Truth 6: Modesty goes out of the window.
I remember the first time I went to the gynecologist…I was so embarrassed and uncomfortable. I insisted that my mom find me a female gynecologist because the idea of a male looking “there” was mortifying. Fast forward to fertility treatments. Maybe the first five to ten times I got an internal ultrasound were uncomfortable. But, seriously, after over a cumulative year of treatments and two pregnancies, my modesty has completely evaporated. I can’t even count of the number of people that have seen my downstairs.
I’m a pretty conservative person with my body. I’ve never been one for revealing clothes and rarely wear something more risqué than a tank top. Even when I loved my body, my favorite outfit was corduroys and a t-shirt. If you would have asked pre-infertile me if I would be comfortable stripping from the waist down, covering myself with a sheet, and getting an internal ultrasound, I would have turned bright red and laughed at the ridiculousness of your claim. Now? I’m a pro and can walk into any stirrup situation without embarrassment.
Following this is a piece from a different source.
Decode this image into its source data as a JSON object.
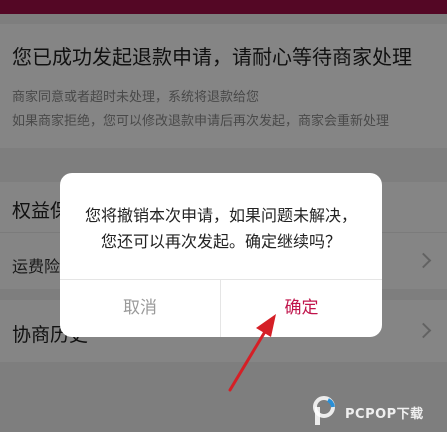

Truth 7: infertility simile: my arm is like a pincushion.
I’m sure you’ve seen those beautiful pictures of the newborn babies or pregnancy announcements surrounded by hundreds of needles used to conceive. I stop and smile every time one pops up on my newsfeed. What the lucky, fertile people don’t know that those needles are only a piece of the puzzle. Seriously, the number of blood tests I’ve had is mindblowing. The best part? Only one of my arms has a “good” vein. My poor right arm moonlights as a pincushion. Whenever a nurse tried the other arm, failure was usually in the cards. There was one nurse who succeeded a couple times, but even the nurses running the IV for my surgeries inevitably ended up sticking my right arm. If you add up the needles stuck in your butt (not awesome), the ones in your stomach (ouch), the ones in your arm (so many), we should definitely be thankful that our bodies are so amazing at healing those little pokes.
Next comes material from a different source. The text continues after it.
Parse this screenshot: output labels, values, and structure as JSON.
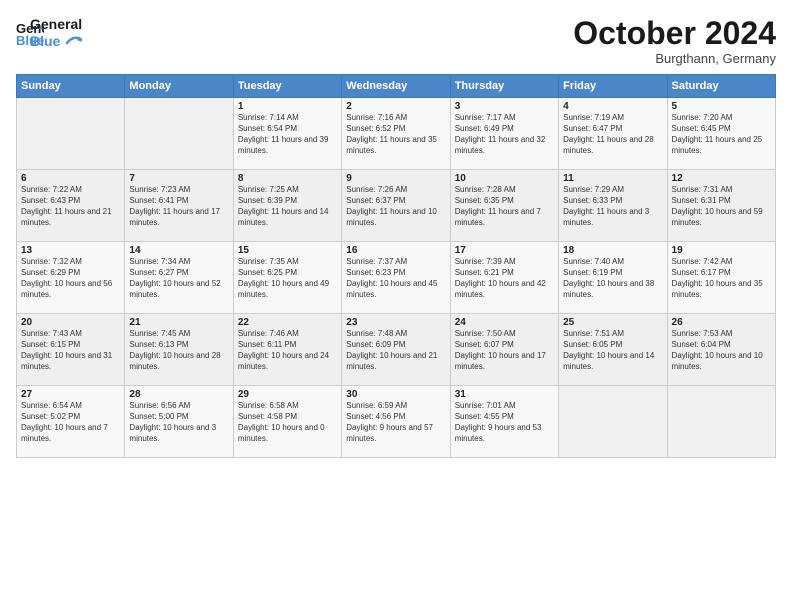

And the ultimate truth is…
The truth about infertility is really that the pieces of the puzzle needed to make a baby are so numerous that it’s almost impossible to understand the scope. Some of it is awkward, some are hilarious, some is sad, but all of it is a part of the journey you take to conceive. Embrace each truth, no matter how uncomfortable it makes you because, with some luck, one day you’ll look back and each one will make you smile as you watch your little one play.